The best training program can’t prevent all injuries. When injuries do occur, there are three things you need to know: (1) how to evaluate the severity of an injury, (2) how to self-treat an overuse injury, and (3) when to seek professional help.

Dr. Weil has this to say about the upcoming triathlon and words of wisdom when it comes to training for a triathlon, “I’d like to congratulate all the triathletes participating in the 2014 Seafair Triathlon! I’d also like to send a special congratulations to the first time triathletes participating in this year’s event. As you all know training for and participating in the sport of triathlon involves a huge commitment on the part of athletes and their families. Unfortunately, sometimes things don’t go as planned and injury can derail even the most experienced triathletes.
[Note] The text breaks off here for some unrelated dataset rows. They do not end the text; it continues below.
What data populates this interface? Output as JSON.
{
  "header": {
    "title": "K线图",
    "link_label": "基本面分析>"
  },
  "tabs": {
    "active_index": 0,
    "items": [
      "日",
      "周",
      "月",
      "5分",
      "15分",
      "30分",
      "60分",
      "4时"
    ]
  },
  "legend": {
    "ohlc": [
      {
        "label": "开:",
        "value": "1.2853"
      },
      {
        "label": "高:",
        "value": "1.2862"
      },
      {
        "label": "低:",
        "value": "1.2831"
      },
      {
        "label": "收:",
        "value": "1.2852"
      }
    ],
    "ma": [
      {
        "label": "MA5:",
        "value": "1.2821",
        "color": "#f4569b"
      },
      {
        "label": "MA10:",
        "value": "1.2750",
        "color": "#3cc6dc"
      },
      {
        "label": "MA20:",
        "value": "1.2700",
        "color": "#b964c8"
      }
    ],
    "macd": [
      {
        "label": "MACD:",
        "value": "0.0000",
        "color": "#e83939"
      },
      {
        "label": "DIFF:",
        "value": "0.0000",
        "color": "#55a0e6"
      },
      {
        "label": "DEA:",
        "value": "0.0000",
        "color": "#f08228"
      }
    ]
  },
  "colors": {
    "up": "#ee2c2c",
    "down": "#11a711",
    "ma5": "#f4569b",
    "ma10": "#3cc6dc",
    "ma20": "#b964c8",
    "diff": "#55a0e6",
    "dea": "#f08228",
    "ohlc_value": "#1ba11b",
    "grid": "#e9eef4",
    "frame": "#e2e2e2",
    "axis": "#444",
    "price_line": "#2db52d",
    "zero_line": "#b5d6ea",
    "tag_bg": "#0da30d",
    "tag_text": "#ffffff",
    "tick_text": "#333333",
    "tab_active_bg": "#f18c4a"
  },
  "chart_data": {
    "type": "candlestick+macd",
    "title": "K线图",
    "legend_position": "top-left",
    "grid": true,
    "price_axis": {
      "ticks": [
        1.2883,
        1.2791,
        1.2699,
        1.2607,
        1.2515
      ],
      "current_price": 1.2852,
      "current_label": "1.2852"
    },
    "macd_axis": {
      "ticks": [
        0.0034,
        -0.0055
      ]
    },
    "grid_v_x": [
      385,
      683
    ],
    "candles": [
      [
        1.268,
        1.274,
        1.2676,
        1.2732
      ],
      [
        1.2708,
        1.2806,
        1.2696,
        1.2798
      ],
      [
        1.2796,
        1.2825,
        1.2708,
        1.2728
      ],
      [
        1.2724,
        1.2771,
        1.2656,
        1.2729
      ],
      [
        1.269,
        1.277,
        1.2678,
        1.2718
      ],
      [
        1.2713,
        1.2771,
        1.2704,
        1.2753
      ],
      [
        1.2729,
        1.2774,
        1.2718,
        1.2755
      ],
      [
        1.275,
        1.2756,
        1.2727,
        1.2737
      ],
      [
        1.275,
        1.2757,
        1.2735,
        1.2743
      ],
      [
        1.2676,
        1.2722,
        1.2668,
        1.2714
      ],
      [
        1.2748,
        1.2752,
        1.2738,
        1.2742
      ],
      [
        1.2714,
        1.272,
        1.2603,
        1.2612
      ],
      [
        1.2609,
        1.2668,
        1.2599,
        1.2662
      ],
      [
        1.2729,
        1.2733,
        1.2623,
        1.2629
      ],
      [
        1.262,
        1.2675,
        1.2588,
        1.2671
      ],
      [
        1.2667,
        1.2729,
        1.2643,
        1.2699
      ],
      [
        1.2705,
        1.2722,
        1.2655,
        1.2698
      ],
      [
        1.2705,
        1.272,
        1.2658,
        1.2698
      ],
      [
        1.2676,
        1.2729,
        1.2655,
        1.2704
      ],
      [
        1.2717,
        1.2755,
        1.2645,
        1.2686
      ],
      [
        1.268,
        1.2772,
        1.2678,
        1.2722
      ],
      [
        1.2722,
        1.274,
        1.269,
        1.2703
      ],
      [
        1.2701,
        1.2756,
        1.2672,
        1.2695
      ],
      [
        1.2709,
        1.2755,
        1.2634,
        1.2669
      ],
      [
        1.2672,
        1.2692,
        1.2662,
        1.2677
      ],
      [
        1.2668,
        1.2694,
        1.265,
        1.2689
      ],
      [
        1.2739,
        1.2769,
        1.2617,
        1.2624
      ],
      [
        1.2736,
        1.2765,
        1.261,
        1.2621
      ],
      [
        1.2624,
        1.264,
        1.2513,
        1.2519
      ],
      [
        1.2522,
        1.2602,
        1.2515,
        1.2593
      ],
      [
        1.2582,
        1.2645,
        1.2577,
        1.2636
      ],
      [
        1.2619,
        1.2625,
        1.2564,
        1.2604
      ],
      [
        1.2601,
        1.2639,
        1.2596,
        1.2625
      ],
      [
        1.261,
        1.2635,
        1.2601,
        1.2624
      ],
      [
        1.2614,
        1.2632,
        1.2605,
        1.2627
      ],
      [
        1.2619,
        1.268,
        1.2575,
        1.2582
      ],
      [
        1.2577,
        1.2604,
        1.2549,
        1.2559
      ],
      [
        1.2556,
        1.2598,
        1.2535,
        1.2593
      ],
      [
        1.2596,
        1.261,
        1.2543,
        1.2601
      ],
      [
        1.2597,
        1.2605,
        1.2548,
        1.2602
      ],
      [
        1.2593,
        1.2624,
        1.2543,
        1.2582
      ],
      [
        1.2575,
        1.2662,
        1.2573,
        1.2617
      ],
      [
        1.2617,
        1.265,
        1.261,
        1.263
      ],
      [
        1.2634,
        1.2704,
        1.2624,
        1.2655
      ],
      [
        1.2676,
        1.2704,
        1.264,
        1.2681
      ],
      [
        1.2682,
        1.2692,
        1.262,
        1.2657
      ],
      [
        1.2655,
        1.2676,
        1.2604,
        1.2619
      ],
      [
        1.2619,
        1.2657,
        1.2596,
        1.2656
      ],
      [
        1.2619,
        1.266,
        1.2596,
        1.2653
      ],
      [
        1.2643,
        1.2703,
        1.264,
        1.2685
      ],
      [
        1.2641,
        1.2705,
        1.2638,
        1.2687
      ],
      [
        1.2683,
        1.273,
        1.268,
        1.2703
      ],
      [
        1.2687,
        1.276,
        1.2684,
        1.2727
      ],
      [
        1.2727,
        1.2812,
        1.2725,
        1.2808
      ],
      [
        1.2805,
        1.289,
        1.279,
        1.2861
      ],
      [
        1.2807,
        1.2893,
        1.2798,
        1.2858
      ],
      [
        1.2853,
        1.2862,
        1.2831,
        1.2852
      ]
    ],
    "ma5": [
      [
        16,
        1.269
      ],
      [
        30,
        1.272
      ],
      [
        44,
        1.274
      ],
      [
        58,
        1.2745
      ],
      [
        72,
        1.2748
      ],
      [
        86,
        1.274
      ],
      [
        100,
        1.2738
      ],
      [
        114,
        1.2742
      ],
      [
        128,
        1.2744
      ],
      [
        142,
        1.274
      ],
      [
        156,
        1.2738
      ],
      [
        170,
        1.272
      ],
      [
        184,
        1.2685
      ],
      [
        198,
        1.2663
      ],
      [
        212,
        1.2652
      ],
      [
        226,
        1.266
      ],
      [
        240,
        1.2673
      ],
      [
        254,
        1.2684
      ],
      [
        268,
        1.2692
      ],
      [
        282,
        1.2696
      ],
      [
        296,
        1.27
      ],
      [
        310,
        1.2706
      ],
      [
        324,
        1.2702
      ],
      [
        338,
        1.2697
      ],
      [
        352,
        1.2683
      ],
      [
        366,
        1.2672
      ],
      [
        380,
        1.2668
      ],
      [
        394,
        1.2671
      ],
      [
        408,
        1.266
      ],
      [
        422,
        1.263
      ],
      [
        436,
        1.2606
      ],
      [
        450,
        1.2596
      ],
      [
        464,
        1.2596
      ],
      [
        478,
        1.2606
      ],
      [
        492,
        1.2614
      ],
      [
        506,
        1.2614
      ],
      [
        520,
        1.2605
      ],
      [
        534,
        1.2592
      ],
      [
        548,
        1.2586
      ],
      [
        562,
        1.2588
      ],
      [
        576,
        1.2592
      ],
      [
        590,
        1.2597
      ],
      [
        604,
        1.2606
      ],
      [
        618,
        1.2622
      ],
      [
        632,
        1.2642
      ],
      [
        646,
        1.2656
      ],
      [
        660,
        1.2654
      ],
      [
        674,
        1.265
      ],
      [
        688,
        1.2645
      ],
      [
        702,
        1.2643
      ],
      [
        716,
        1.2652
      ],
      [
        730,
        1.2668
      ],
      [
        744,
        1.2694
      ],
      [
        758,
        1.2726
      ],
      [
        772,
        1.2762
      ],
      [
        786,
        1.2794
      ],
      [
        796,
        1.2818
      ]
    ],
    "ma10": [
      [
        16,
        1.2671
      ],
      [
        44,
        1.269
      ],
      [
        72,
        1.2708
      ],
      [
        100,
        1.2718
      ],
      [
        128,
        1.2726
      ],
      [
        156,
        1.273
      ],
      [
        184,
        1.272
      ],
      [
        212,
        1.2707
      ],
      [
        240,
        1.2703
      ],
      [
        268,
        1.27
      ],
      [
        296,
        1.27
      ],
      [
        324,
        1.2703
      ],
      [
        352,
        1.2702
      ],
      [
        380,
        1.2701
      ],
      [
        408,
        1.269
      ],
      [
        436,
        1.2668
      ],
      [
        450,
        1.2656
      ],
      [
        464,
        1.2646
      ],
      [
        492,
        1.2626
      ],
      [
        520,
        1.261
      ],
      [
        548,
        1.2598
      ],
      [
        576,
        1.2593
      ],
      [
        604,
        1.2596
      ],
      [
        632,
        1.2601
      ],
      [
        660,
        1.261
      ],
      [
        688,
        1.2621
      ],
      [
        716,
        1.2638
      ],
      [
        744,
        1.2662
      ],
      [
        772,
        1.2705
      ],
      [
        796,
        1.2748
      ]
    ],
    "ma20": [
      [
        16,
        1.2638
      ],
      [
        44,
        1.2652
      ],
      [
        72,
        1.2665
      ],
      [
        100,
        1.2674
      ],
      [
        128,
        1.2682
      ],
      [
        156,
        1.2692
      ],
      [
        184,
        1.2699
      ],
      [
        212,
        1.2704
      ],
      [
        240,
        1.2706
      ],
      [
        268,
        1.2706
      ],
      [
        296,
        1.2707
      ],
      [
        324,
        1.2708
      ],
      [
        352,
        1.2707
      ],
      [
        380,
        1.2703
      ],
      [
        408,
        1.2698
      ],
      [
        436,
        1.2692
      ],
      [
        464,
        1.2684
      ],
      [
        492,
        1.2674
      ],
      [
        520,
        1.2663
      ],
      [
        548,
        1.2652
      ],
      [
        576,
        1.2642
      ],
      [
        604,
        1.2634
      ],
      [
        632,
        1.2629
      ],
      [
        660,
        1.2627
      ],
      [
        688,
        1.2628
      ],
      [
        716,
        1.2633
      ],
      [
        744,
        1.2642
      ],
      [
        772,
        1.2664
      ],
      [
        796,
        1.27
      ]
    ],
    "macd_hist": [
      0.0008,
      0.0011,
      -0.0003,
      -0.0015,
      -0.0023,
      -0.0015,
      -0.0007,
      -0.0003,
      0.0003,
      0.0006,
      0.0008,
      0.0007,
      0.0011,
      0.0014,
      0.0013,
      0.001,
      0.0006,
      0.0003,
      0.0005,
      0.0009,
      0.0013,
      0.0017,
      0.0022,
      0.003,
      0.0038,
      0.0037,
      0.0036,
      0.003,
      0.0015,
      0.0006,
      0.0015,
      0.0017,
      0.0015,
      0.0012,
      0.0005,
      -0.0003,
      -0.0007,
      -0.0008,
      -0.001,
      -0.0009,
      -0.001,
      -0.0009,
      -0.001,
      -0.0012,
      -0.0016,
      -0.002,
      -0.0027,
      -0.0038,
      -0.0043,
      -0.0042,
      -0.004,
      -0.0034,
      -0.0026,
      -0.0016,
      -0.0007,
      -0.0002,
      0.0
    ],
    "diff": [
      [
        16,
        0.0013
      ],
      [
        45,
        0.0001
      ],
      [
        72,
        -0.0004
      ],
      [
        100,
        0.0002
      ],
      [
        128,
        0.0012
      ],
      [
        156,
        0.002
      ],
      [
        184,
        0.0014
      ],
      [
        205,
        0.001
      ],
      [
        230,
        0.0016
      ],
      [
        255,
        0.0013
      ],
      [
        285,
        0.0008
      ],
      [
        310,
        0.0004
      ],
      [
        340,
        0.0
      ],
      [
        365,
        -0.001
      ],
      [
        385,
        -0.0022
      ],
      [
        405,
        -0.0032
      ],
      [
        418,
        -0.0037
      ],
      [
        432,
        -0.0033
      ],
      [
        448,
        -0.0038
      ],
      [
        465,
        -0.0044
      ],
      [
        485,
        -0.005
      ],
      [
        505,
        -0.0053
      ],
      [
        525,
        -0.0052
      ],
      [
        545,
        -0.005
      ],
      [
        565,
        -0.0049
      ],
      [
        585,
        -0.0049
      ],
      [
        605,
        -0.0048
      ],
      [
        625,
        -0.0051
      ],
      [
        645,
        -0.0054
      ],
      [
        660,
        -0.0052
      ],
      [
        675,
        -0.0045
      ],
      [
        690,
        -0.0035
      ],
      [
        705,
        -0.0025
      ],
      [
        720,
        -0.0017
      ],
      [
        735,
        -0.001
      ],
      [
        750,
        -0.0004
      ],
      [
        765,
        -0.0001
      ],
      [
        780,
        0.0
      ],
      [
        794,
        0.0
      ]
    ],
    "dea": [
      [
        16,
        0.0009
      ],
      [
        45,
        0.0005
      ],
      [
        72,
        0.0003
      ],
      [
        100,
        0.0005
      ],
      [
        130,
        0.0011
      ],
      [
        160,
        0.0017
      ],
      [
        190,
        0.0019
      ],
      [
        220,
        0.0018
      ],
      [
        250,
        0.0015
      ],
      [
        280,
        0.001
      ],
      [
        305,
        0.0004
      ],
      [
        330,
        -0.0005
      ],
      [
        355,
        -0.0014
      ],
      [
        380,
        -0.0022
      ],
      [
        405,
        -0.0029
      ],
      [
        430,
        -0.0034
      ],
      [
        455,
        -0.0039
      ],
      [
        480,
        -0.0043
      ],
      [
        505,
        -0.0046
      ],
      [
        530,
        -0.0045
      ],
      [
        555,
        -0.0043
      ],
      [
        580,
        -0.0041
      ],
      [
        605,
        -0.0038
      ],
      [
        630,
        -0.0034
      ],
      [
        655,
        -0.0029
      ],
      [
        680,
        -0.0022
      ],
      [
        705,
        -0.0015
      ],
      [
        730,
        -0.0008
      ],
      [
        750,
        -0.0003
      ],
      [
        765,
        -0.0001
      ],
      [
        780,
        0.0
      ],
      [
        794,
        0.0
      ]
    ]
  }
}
I have experienced this issue first hand from all perspectives, as a treating physician, as a 2013 Ironman Canada Finisher, and currently as an injured athlete in rehabilitation trying to get back to the sport. When the unforeseen occurs, it is always best to seek medical evaluation. Often times if issues are addressed early on, they can be treated without significant time loss from training and without surgery. It is my goal as a treating physician to understand athletes needs and to work together with athletes to help them return to sport as soon as possible.”

If you believe you are suffering from a sport-related injury and need specialized orthopedic care, the orthopedic surgeons at OSS provide excellent treatment options for your injury. Please feel free to contact OSS at (206) 633-8100 to schedule an appointment.